The first piece I wrote was about how to make the most of the COVID homestays. You can feel the fear and angst in my words. The uncertainty, the grasping, the reach-out-for-more mindset, the denial and the unembraced emptiness. It all sounded like a great plan. I’m glad I didn’t pay attention to it.
Ok, I lie, I tried it out; it didn’t work. But in the process I observed how I was ignoring my soul’s ache for relief. A consistent writing practice had become an altar for reflection and recalibration. Without it I was lost. I had wasn’t exploring new ideas, questioning current habits, welcoming contradictory opinion, or engaging in uncomfortable discussions. I stopped learning.
I hid behind life’s rounds of busyness and much activity. Living in an anxious state of doing was the only way I knew to escape my adult challenges: escape from personal pain, contradiction, buried trauma, unhealed wounds. At the time of publishing my get-back-to-writing post, my thoughts seem to make sense. But looking back the loneliness and fatigue of a soul howling for release is undeniable.

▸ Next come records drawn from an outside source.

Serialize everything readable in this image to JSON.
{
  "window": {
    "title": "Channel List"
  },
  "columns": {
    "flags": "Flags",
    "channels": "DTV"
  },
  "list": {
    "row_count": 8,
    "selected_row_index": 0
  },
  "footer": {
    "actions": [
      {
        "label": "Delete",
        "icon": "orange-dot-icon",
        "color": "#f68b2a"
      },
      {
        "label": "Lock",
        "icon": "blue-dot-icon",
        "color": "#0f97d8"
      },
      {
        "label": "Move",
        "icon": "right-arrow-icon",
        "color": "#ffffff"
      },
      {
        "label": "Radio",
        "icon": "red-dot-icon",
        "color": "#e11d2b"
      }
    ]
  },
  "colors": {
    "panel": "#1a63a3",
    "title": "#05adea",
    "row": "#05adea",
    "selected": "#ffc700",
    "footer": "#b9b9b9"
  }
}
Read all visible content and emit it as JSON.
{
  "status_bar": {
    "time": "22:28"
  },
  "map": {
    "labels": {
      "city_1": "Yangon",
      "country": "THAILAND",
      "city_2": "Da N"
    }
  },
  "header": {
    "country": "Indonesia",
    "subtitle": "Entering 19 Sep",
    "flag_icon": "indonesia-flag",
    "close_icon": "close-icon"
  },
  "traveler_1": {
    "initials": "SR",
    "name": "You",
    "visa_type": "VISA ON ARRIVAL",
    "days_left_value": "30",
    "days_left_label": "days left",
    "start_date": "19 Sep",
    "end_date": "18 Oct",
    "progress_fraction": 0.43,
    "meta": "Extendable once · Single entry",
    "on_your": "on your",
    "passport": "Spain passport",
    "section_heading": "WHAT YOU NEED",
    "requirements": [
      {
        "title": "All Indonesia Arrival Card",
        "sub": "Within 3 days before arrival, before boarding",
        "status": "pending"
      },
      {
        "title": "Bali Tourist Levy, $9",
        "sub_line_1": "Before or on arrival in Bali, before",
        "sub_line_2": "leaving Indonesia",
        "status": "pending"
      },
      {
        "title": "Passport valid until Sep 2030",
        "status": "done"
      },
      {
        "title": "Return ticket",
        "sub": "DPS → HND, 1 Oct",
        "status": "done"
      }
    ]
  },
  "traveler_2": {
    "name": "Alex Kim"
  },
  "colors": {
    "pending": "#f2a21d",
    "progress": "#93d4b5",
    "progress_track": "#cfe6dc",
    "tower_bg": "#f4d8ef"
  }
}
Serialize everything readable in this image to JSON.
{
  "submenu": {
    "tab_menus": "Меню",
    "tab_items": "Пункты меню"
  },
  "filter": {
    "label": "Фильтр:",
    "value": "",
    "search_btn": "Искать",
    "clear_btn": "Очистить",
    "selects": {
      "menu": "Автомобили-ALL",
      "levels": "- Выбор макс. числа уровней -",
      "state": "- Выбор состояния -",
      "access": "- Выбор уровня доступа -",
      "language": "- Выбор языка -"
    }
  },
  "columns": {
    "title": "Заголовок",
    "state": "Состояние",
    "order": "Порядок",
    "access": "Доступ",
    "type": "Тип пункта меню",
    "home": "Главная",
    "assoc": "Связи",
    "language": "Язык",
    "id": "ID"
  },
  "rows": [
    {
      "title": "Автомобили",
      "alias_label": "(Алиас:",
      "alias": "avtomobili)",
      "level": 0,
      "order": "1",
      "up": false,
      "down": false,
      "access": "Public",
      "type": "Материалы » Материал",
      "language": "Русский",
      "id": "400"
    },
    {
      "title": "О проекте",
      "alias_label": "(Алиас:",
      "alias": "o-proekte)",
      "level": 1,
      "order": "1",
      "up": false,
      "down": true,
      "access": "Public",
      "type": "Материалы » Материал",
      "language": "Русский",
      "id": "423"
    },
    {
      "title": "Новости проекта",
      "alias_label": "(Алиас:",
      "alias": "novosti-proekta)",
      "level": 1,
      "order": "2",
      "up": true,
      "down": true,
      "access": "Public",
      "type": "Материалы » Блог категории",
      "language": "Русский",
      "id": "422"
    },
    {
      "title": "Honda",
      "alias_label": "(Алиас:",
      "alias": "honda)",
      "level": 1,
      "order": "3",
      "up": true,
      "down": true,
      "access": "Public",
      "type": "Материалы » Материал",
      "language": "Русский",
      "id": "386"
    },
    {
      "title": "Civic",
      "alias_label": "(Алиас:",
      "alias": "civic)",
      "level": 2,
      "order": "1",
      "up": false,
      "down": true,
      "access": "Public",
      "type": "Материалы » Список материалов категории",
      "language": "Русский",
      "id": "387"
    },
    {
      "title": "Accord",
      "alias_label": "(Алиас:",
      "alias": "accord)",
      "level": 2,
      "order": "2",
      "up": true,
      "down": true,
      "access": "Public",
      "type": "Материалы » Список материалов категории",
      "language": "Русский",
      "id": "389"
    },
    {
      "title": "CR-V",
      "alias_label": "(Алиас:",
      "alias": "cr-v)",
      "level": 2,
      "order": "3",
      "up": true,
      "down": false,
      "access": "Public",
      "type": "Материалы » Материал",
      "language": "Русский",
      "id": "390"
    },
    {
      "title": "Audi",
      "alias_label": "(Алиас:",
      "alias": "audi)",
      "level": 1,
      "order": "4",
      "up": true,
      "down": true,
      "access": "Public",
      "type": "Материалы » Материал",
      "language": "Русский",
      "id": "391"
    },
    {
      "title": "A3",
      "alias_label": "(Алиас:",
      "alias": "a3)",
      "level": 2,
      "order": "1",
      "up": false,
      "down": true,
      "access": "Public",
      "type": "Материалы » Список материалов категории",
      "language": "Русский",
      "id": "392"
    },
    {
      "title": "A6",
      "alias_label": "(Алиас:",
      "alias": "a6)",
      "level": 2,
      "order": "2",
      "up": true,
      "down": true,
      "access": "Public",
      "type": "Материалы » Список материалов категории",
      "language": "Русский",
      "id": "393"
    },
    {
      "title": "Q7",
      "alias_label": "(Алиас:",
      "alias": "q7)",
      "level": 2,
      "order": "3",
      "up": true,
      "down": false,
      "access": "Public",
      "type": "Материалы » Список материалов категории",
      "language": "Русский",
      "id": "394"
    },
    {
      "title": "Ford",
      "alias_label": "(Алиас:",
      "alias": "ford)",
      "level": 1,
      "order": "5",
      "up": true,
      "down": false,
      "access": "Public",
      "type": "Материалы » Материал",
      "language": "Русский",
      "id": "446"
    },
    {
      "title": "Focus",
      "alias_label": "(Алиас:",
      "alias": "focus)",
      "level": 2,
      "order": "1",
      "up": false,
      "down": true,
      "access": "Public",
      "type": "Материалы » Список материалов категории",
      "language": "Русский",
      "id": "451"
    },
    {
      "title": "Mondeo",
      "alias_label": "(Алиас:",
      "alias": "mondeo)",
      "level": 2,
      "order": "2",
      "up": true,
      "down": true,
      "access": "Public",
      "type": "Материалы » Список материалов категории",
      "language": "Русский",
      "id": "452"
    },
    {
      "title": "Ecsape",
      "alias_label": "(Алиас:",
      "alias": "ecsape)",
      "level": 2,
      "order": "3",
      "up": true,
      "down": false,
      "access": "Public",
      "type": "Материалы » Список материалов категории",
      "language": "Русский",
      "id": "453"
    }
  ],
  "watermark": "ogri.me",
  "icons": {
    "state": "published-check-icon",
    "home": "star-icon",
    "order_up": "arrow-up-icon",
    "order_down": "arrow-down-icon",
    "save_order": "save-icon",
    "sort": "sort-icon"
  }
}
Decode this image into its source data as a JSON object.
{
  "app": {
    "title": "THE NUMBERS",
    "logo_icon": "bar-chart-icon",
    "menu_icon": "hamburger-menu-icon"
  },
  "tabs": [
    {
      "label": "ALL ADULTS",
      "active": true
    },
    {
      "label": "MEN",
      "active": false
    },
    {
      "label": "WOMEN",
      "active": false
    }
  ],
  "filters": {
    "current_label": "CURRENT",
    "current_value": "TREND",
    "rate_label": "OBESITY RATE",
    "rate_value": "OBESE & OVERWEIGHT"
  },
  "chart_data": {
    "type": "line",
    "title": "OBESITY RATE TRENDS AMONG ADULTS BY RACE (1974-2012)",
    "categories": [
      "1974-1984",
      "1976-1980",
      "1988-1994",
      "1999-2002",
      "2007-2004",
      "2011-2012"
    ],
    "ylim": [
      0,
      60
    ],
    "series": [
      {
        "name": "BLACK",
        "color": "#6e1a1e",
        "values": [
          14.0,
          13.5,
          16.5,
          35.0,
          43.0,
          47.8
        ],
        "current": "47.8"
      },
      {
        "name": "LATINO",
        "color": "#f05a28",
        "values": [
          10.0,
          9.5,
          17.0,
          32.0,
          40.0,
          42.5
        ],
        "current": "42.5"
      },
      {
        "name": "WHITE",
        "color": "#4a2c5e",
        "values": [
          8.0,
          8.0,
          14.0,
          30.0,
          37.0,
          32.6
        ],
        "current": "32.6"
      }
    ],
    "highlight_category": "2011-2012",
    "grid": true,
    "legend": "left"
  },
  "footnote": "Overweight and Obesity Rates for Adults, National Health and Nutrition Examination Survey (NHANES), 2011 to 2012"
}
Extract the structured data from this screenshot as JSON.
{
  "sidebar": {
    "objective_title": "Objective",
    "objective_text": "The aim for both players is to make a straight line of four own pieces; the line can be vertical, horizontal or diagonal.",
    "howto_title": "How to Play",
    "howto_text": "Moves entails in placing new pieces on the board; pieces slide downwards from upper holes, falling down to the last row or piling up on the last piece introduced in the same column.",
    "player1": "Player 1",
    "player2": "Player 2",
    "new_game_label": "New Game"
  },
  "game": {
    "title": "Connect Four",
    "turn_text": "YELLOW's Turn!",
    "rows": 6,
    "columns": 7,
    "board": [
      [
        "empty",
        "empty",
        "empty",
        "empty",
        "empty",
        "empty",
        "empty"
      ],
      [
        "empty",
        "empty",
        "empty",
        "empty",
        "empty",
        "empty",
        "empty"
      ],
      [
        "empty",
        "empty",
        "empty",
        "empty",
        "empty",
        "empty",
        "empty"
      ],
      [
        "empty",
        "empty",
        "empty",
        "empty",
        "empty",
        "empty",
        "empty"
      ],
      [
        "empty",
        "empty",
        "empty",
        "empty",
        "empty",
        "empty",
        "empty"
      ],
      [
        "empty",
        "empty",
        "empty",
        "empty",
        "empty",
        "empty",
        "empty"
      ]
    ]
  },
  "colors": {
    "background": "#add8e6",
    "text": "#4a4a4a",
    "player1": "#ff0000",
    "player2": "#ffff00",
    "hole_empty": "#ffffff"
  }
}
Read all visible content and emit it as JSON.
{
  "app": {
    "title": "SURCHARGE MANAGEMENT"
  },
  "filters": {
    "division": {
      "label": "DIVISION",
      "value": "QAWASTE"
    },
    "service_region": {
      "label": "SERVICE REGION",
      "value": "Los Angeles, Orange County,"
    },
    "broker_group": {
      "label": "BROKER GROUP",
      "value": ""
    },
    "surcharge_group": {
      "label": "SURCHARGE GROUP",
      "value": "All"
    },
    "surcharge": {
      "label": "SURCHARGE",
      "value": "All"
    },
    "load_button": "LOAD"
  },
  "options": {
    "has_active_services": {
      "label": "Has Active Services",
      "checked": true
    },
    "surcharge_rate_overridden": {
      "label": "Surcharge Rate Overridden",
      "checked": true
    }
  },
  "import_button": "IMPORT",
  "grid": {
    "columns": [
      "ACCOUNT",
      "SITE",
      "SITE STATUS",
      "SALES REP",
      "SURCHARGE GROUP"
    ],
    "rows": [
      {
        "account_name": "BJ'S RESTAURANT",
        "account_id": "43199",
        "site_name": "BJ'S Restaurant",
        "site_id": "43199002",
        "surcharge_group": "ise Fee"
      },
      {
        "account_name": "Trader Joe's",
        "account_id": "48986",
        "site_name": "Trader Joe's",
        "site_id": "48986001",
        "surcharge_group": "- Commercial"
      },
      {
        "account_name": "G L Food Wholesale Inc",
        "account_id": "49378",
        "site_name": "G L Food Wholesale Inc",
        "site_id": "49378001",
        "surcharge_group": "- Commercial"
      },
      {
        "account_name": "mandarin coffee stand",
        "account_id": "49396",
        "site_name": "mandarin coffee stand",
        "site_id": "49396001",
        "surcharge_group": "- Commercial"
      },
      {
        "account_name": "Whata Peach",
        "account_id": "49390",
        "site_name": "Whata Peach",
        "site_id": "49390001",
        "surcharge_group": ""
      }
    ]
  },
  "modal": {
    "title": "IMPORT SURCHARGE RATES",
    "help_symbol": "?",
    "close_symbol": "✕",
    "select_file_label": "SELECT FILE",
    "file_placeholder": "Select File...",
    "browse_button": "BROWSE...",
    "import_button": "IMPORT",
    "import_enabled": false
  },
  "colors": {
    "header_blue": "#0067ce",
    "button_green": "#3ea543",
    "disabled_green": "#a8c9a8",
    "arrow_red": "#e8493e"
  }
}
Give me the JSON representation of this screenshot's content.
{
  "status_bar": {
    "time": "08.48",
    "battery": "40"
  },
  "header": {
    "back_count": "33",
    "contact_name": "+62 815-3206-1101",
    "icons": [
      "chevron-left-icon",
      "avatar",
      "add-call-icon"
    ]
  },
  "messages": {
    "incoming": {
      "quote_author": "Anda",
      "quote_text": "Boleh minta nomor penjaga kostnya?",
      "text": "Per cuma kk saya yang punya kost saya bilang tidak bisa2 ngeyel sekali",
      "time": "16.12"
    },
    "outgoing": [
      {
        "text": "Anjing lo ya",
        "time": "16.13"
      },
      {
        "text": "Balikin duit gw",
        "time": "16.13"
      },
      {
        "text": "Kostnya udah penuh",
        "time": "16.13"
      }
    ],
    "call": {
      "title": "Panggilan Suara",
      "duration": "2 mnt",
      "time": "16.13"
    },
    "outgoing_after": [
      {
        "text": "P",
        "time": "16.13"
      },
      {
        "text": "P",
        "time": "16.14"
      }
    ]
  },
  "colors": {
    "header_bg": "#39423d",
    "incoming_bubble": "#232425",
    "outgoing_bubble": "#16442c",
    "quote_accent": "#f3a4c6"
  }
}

These drowning attempts at self-expression feeble as they were helped me to reconnect with a long ignored passion: writing. That post got me back to thinking what life means to me. It led me to question everything I thought I knew. It made me ask better questions of my self and not settle for pat answers.
I write to discover my thoughts, I write for fun, I write to rant, I write to just please my self, I write to clear my head but most important, I write for my sanity.
» Food & Travel:
I’ve always dreamed of traveling the world and eating the local foods at my destination. I’m yet to begin work on that. But with the ability to read and an active imagination, I can still travel anywhere I want.
Argentina has never been on my tour list but any first-time visitor to Argentina makes this classic mistake.
» Books & Reading
Modern reading is fun: you can do it anywhere. Ease of access has made this activity more available. But good reading is like a great conversation where the reader debates, assents and even dissents with the author’s perspectives.
A reader who does not engage an author is boring. Like an unresponsive conversational partner. (Yawn!)
If you find yourself bored by a book, maybe the practice of marginalia can help make your reading more productive.
»Photo of The Week
I enjoy walks especially in nature trails. There, I get to clear my mind, rest while also learning to be ok with emptiness.
This is a view from the Western facing section of the Nairobi Arboretum: a tree sanctuary for over 300 exotic and indigenous tree and shrub species which provide a home for birds and monkeys.
Last Friday, I discovered the the intrusion of a scraper into the sanctuary’s skyline. It feels rude. But it’s change.
More about the Arboretum’s dramatic beginnings on this thread:
Have a Peaceful Week!